Stored dataset items

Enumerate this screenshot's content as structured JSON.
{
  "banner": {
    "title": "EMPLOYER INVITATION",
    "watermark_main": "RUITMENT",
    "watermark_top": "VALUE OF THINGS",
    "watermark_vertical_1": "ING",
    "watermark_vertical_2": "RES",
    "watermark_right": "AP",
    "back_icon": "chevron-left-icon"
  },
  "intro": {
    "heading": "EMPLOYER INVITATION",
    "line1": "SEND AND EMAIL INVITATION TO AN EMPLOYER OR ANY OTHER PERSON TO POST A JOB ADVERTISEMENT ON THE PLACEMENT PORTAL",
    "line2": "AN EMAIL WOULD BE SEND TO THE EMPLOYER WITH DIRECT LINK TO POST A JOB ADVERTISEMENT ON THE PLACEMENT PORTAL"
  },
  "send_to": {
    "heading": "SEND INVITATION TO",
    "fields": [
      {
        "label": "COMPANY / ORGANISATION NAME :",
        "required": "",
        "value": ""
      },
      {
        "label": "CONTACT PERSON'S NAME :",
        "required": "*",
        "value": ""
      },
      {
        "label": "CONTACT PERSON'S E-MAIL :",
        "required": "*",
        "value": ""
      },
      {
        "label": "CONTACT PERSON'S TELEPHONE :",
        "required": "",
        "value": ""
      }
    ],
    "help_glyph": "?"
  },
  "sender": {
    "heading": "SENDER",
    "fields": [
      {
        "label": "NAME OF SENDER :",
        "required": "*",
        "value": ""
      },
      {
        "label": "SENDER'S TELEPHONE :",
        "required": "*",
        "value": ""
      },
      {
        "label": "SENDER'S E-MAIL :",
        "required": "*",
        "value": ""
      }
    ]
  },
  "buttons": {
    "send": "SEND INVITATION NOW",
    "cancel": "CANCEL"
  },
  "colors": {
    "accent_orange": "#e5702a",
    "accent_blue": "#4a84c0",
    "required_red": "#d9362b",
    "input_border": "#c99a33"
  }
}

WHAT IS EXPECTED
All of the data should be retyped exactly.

THE ANSWER
Enumerate this screenshot's content as structured JSON.
{
  "banner": {
    "title": "EMPLOYER INVITATION",
    "watermark_main": "RUITMENT",
    "watermark_top": "VALUE OF THINGS",
    "watermark_vertical_1": "ING",
    "watermark_vertical_2": "RES",
    "watermark_right": "AP",
    "back_icon": "chevron-left-icon"
  },
  "intro": {
    "heading": "EMPLOYER INVITATION",
    "line1": "SEND AND EMAIL INVITATION TO AN EMPLOYER OR ANY OTHER PERSON TO POST A JOB ADVERTISEMENT ON THE PLACEMENT PORTAL",
    "line2": "AN EMAIL WOULD BE SEND TO THE EMPLOYER WITH DIRECT LINK TO POST A JOB ADVERTISEMENT ON THE PLACEMENT PORTAL"
  },
  "send_to": {
    "heading": "SEND INVITATION TO",
    "fields": [
      {
        "label": "COMPANY / ORGANISATION NAME :",
        "required": "",
        "value": ""
      },
      {
        "label": "CONTACT PERSON'S NAME :",
        "required": "*",
        "value": ""
      },
      {
        "label": "CONTACT PERSON'S E-MAIL :",
        "required": "*",
        "value": ""
      },
      {
        "label": "CONTACT PERSON'S TELEPHONE :",
        "required": "",
        "value": ""
      }
    ],
    "help_glyph": "?"
  },
  "sender": {
    "heading": "SENDER",
    "fields": [
      {
        "label": "NAME OF SENDER :",
        "required": "*",
        "value": ""
      },
      {
        "label": "SENDER'S TELEPHONE :",
        "required": "*",
        "value": ""
      },
      {
        "label": "SENDER'S E-MAIL :",
        "required": "*",
        "value": ""
      }
    ]
  },
  "buttons": {
    "send": "SEND INVITATION NOW",
    "cancel": "CANCEL"
  },
  "colors": {
    "accent_orange": "#e5702a",
    "accent_blue": "#4a84c0",
    "required_red": "#d9362b",
    "input_border": "#c99a33"
  }
}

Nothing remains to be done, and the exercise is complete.